Dataset content »
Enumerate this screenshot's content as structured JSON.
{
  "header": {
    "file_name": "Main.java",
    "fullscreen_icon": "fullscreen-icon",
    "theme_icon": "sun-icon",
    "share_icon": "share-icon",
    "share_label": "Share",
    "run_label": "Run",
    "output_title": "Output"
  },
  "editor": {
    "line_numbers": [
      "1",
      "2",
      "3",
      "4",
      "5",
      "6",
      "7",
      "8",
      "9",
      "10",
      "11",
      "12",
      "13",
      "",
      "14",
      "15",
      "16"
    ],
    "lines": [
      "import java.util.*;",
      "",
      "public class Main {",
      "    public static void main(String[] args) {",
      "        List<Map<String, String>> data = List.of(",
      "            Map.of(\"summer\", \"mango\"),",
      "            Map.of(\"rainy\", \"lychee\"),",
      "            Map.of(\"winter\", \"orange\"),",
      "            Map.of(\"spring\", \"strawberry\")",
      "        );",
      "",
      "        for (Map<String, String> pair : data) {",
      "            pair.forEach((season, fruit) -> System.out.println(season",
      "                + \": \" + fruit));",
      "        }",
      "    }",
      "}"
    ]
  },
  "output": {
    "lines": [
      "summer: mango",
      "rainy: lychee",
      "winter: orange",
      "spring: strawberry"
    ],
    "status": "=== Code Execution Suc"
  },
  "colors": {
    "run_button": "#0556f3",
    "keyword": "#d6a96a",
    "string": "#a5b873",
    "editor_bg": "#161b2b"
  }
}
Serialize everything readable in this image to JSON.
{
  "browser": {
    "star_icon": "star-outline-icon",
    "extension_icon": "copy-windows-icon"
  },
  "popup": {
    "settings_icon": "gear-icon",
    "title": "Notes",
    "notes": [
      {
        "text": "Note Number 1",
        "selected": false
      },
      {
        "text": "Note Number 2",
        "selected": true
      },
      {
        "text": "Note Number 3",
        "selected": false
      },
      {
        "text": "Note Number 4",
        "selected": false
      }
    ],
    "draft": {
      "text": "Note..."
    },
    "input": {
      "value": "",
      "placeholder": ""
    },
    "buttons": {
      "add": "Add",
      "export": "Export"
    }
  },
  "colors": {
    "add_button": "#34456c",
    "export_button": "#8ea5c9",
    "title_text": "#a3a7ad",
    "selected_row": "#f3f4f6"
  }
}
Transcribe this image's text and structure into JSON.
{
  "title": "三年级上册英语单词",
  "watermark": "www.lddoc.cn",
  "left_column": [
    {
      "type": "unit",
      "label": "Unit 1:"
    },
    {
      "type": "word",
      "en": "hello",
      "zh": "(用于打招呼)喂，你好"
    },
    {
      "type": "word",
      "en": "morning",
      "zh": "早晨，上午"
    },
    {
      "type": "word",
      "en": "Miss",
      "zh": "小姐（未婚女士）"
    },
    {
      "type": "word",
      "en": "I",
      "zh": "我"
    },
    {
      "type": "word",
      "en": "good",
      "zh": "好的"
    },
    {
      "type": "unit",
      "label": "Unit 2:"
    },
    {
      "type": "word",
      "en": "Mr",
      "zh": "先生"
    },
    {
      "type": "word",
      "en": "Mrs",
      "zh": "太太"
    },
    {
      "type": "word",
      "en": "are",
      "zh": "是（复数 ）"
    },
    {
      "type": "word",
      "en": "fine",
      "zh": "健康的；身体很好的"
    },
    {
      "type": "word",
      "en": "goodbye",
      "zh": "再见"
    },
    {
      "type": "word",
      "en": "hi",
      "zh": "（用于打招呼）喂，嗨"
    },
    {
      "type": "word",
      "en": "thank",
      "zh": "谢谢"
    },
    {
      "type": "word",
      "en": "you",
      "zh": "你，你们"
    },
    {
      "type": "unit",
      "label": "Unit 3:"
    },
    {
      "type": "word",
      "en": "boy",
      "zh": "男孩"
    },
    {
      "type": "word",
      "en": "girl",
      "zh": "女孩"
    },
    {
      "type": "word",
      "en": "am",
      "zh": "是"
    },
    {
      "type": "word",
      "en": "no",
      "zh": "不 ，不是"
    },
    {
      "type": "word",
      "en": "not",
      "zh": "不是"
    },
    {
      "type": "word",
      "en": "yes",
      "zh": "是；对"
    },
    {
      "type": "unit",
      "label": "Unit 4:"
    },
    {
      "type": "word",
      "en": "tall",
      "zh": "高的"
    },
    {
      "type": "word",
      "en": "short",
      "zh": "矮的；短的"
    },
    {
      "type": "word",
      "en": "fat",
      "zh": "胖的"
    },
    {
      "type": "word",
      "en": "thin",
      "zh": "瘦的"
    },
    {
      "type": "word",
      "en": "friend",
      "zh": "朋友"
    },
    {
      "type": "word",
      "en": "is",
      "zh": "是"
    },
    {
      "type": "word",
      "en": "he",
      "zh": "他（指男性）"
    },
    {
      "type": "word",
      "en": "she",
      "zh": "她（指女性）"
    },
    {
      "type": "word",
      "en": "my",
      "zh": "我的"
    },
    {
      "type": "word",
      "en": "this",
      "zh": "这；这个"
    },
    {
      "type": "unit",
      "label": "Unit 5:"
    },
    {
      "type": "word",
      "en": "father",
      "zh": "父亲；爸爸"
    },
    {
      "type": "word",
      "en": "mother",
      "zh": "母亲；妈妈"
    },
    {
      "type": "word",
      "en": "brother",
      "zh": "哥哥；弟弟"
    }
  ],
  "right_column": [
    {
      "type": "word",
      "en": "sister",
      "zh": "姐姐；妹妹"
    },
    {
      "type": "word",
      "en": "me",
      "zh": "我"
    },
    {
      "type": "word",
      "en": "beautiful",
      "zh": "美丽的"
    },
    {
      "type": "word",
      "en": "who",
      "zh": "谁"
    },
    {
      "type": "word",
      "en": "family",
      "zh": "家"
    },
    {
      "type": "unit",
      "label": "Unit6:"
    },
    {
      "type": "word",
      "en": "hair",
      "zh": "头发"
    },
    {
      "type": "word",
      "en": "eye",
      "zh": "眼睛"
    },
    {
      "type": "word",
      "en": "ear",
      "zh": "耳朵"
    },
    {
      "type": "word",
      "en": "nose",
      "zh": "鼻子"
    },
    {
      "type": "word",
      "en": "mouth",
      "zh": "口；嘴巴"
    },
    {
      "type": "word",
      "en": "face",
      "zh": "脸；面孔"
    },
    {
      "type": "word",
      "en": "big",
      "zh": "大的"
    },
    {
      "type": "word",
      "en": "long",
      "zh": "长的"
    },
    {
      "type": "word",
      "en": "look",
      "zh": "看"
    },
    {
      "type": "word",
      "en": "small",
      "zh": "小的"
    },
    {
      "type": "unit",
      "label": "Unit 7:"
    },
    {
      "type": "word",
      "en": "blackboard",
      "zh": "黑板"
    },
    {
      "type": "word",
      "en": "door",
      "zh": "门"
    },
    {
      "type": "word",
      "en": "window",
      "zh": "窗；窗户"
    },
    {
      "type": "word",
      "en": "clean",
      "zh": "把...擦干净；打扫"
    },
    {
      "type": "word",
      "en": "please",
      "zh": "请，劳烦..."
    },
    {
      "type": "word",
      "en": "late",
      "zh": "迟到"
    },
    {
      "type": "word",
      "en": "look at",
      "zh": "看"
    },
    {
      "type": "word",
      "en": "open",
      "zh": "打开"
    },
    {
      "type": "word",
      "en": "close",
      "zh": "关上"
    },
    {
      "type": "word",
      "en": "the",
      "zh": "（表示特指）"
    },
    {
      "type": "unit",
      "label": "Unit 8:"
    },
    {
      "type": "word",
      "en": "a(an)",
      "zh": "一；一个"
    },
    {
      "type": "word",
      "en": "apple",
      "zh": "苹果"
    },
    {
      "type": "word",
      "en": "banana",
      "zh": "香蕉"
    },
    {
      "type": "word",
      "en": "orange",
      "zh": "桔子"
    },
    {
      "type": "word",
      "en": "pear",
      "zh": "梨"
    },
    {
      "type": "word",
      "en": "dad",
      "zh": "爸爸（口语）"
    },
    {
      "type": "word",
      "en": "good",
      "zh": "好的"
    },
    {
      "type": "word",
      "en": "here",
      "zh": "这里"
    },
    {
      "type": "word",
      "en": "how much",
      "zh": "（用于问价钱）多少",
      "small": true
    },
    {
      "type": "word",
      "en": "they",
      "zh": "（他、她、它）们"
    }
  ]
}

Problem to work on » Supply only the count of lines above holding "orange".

Your response » 3